November 2015

Talk length:

13.20mins

Kalyakoorl and Boorda | Gina Williams and Guy Ghouse | TEDxPerth

"We all have a responsibility to this place because we all call this home. It is important that we are all connected to it... through language, through storytelling... because when we connect to where we come from, we connect to each other. When we connect to each other, we become powerful and we defend - and we protect."

Music connects people through emotion and imagination. When the lyrics are in a rare language, it is even more special. Gina Williams and Guy Ghouse perform in Noongar language - the language of the traditional owners of the South-Western region of Australia. 

Today, it is spoken by fewer than 400 people.

To watch this talk in 360deg: https://youtu.be/GkRUdcvhD6M

Three-time winner of the WAMI Indigenous Act of the Year Award, Gina Williams and Guy Ghouse bring a modern take on ancient Aboriginal traditions, merging acoustic guitar with vocals, and capturing the natural rhythms of the Noongar language.

"...this music... this is where the ancient meets the contemporary... it's beautiful... I love it..." - Archie Roach, singer-songwriter, national treasure.

Gina Williams and Guy Ghouse
Bringing a fresh, modern take on ancient traditions

Gina Williams is rapidly gaining a reputation across Australia for bringing a fresh, modern take on ancient traditions; merging evocative sounds, natural acoustic instruments, poignant stories with that incredible, beautiful voice. The natural rhythms of the language are perfectly captured and represented, and there’s an onstage connection and charisma that comes from a gentle heart. 

Australian Indigenous music Icon and National Treasure, Archie Roach, has likened Gina to being a modern day Edith Piaf, telling audiences that Gina “takes this old, old language, writes and sings these beautiful songs so that we in the audience cannot help but fall in love with the romance of it all.” 

Gina is a Balladong daughter; one of the 14 clan groups which make up the Noongar nation, covering the south west corner of Western Australia. She also has links to the Kija people of the east Kimberley region of WA. This music is informed by an ancient culture and is drawn from a deep well of recent West Australian and an even deeper personal history. By of cial records, Noongar language is critically endangered (there are less than 400 recognised uent speak- ers left). Her mother and grandmother, both part of the stolen generations were never allowed to speak their languages.

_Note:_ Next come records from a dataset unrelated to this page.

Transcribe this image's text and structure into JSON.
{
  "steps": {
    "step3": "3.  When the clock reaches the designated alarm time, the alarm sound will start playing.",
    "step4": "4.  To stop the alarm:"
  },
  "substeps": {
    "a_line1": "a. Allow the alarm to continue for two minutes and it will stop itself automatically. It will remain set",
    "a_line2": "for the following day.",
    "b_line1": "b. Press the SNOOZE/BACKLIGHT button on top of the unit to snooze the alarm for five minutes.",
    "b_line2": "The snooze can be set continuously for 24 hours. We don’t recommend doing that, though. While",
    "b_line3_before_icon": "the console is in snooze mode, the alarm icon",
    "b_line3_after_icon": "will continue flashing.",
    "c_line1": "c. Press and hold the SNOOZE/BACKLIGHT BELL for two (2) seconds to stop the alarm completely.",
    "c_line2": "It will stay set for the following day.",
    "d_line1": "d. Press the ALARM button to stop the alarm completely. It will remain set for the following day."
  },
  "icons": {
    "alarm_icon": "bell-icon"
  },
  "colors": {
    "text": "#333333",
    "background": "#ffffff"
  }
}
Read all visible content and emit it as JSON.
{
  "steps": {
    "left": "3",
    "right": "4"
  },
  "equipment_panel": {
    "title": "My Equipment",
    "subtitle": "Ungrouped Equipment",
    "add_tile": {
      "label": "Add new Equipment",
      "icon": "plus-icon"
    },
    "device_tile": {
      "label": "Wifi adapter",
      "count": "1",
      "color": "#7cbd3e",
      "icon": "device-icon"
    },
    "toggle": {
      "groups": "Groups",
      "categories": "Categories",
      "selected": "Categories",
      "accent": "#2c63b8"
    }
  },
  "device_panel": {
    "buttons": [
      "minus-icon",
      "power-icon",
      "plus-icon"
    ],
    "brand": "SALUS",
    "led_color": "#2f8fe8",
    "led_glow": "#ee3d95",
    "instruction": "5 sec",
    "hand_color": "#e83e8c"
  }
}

Gina wasn’t stolen, but was relinquished as a baby for adoption. Telling her story and singing these beautifully crafted songs in language is deeply personal.